Scientists have long offered several solutions to the rise of antibiotic-resistant bacterial infections, but this one will surprise you: Don’t finish your treatment course.
The antibiotic era began in the mid-1930s with the development of sulfa drugs and leaped forward in the early 1940s with the mass production of penicillin. Since then, scientists have developed a wide variety of types of antibiotics. Nonetheless, with their overuse, many strains of bacteria have become resistant. Methicillin-resistant Staphylococcus aureus (MRSA) and extended spectrum ß-lactamase producing and carbapenem-resistant opportunistic bacteria have become increasingly problematic. Occasionally, patients get infected with bacteria resistant to all commercially available antibiotics. In other words, we’ve taken our first steps into the post-antibiotic era.
The best way to reduce the problem of resistant bacteria is to refrain from giving antibiotics to patients who don’t need them. Many prescriptions are written for symptoms such as cough, runny nose, and congestion—infections that are often caused by viruses for which antibiotics are useless. The all-to-easy-to-remember Z-pack (azithromycin) is a prime offender.
Viruses can also cause pneumonia and sore throats. Because bacteria can also cause these diseases, doctors should make every effort to determine whether these infections are actually caused by bacteria before writing a prescription. For example, rapid diagnostic tests can distinguish viral throat infections from strep throats and chest X-rays can distinguish viral pneumonias from bacterial pneumonias.
Another important factor in preventing antibiotic resistance is vaccination, especially with the pneumococcal and influenza vaccines. Although influenza is a virus, influenza pneumonia can make the body predisposed to bacterial pneumonias caused by pneumococcus and staph. It’s much easier to avoid antibiotics if patients aren’t infected in the first place.
One factor working against doctors in reducing the problem of antibiotic resistance is history. For decades, doctors and patients have believed that finishing the prescribed course of antibiotics can help prevent the development of antibiotic resistance, even though little evidence is available to support this claim. On the other hand, abundant evidence supports the fact that prolonged use of antibiotics promotes bacterial resistance.

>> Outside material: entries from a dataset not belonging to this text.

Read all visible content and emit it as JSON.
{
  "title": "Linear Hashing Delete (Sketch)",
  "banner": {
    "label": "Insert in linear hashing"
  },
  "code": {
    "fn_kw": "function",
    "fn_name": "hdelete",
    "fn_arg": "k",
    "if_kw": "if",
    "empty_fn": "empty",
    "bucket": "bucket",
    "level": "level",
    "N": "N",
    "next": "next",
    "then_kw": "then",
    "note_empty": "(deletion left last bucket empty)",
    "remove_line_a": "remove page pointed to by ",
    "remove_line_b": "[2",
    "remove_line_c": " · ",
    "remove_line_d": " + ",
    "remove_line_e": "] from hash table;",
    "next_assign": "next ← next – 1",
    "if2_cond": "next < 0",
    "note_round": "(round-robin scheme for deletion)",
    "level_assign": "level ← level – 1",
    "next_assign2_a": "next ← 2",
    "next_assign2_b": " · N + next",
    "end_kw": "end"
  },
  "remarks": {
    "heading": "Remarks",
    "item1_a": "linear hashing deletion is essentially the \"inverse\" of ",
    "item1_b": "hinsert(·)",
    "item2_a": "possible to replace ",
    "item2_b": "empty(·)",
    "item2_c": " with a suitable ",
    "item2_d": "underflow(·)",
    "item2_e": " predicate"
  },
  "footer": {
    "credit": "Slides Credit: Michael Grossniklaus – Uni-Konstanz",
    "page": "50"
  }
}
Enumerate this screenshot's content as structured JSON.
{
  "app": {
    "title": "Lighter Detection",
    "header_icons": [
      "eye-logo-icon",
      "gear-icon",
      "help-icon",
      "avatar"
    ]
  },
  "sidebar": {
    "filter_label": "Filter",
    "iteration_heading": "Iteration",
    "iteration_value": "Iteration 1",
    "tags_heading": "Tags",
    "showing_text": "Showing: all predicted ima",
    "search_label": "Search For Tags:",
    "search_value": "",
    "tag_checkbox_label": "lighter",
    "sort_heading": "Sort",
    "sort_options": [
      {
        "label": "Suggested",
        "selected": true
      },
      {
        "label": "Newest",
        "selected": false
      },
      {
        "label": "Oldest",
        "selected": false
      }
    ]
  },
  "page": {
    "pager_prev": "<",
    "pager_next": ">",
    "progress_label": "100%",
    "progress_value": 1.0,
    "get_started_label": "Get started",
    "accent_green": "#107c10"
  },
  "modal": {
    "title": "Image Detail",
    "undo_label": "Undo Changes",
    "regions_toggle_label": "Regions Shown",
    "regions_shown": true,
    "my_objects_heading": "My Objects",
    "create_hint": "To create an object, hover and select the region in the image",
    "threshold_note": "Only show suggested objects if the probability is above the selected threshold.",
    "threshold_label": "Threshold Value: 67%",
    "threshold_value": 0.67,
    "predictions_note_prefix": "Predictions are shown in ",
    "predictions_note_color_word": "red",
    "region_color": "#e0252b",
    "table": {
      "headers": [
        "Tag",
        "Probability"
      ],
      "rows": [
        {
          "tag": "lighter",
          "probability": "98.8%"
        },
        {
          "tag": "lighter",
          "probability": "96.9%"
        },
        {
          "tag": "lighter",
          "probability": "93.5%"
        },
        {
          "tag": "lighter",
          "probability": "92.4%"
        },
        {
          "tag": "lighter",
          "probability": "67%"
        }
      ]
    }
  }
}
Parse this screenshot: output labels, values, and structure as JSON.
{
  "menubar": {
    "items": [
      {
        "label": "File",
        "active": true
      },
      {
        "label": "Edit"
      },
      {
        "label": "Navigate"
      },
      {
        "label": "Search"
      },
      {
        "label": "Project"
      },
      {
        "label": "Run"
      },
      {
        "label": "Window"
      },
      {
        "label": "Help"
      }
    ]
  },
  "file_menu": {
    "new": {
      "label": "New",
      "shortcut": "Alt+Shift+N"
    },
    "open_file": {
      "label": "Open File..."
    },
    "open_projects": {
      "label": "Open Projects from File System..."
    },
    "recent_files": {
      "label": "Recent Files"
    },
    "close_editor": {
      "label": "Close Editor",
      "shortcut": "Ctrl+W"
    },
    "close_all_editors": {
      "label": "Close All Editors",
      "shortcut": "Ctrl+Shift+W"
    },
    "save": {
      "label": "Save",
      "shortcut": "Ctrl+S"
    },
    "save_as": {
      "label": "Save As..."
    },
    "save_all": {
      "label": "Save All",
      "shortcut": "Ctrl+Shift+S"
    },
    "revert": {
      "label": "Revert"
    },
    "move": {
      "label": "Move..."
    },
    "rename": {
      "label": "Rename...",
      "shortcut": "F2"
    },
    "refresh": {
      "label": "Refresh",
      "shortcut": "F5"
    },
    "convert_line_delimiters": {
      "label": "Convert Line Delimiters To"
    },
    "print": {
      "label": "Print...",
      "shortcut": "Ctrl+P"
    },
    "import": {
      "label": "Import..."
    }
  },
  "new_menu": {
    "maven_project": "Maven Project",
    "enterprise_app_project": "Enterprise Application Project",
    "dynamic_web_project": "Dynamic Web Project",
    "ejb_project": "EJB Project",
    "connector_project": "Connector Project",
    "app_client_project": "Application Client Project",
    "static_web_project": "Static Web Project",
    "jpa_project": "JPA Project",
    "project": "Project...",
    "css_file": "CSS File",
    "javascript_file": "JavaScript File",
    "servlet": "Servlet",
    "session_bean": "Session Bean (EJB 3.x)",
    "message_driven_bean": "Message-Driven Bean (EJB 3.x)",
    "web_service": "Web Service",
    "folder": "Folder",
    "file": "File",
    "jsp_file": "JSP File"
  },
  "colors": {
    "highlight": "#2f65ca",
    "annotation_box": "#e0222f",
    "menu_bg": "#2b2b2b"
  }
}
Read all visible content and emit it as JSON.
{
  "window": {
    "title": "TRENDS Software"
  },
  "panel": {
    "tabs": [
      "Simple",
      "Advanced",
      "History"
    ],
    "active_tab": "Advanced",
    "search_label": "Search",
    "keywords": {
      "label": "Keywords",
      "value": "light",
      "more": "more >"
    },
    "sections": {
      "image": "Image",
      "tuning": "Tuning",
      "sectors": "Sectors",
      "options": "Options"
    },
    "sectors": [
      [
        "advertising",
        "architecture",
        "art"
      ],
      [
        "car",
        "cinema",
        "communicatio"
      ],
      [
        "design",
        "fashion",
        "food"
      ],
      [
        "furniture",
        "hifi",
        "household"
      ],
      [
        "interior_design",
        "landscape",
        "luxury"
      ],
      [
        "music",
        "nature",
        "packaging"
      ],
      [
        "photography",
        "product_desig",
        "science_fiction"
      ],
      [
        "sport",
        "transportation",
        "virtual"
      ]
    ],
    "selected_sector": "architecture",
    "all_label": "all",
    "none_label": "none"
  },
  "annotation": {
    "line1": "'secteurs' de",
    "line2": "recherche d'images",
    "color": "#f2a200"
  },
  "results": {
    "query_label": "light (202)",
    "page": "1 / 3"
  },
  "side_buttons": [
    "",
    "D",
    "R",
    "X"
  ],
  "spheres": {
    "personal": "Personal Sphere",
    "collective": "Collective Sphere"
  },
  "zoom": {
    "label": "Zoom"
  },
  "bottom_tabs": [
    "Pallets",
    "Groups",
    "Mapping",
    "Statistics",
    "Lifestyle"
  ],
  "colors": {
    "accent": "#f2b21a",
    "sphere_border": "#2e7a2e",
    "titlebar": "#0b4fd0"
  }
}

The dictum that it is important to finish the antibiotic course is persistent and ingrained. During Antibiotic Awareness Week in 2016, the World Health Organization advised patients to “always complete the full prescription, even if you feel better, because stopping antibiotics early promotes the growth of drug-resistant bacteria.” Similar advice has appeared in national campaigns in Australia, Canada, Europe, and the United States. Indeed, in the United Kingdom, this advice is included in high-school curricula.
Although these studies aren’t easily performed, investigators are now starting to look at shorter treatment courses. For example, bacterial infections of the kidneys (pyelonephritis) have historically been treated for 14 days. Recently, two studies found that five days or seven days of treatment could be just as effective. It is likely that these findings could be extended to infections like sinusitis or cellulitis.
Probably the most interesting recent study involved patients with community-acquired bacterial pneumonia. Five days into antibiotic therapy, patients were randomized into two groups. In one group, antibiotics were stopped if the patient’s temperature had returned to normal. The other group continued antibiotics as determined by the physician. The outcome was the same in both groups. Stopping antibiotics once the fever had abated was good enough.
This study makes sense. When bacteria like pneumococcus infect the lungs, they reproduce themselves. But it’s not the bacteria that cause the symptoms of cough, fever, and difficulty breathing; it’s the immune system—specifically, white blood cells flooding into the lungs. The inflammation seen on chest X-rays is evidence of this immune response. When the immune system, in conjunction with antibiotics, has done its job, the signs and symptoms of inflammation, such as fever, abate. At this point it’s fair to say that bacterial replication is no longer part of the process. The only effect of antibiotics turns to promoting resistance, especially for bacteria that live on the lining of the intestine (i.e., opportunistic bacteria that comprise the so-called microbiome).
Further, the length of antibiotic courses has always been somewhat arbitrary, usually involving multiples of five or seven—presumably because we have five fingers on each hand and there are seven days in a week. But bacteria don’t replicate based on the metric system or fractions of the lunar month. It would make much more sense to determine an antibiotic course based on the patient’s response, rather than on an arbitrary length of time determined at the beginning of the illness. Especially because all patients are different and respond differently to their infections. Although it might feel wrong to treat a bacterial pneumonia with 6.5 days of antibiotics, for some patients that would be the right thing to do.
The lesson from these studies is that for many infections patients should be encouraged to stop antibiotics as soon as they feel better. This will help to reduce the enormous overuse of antibiotics that has caused bacteria to become progressively more resistant to the only weapon we have to kill them.
Paul A. Offit is a professor of pediatrics and director of the Vaccine Education Center at the Children’s Hospital of Philadelphia. He is the author of Pandora’s Lab: Seven Stories of Science Gone Wrong.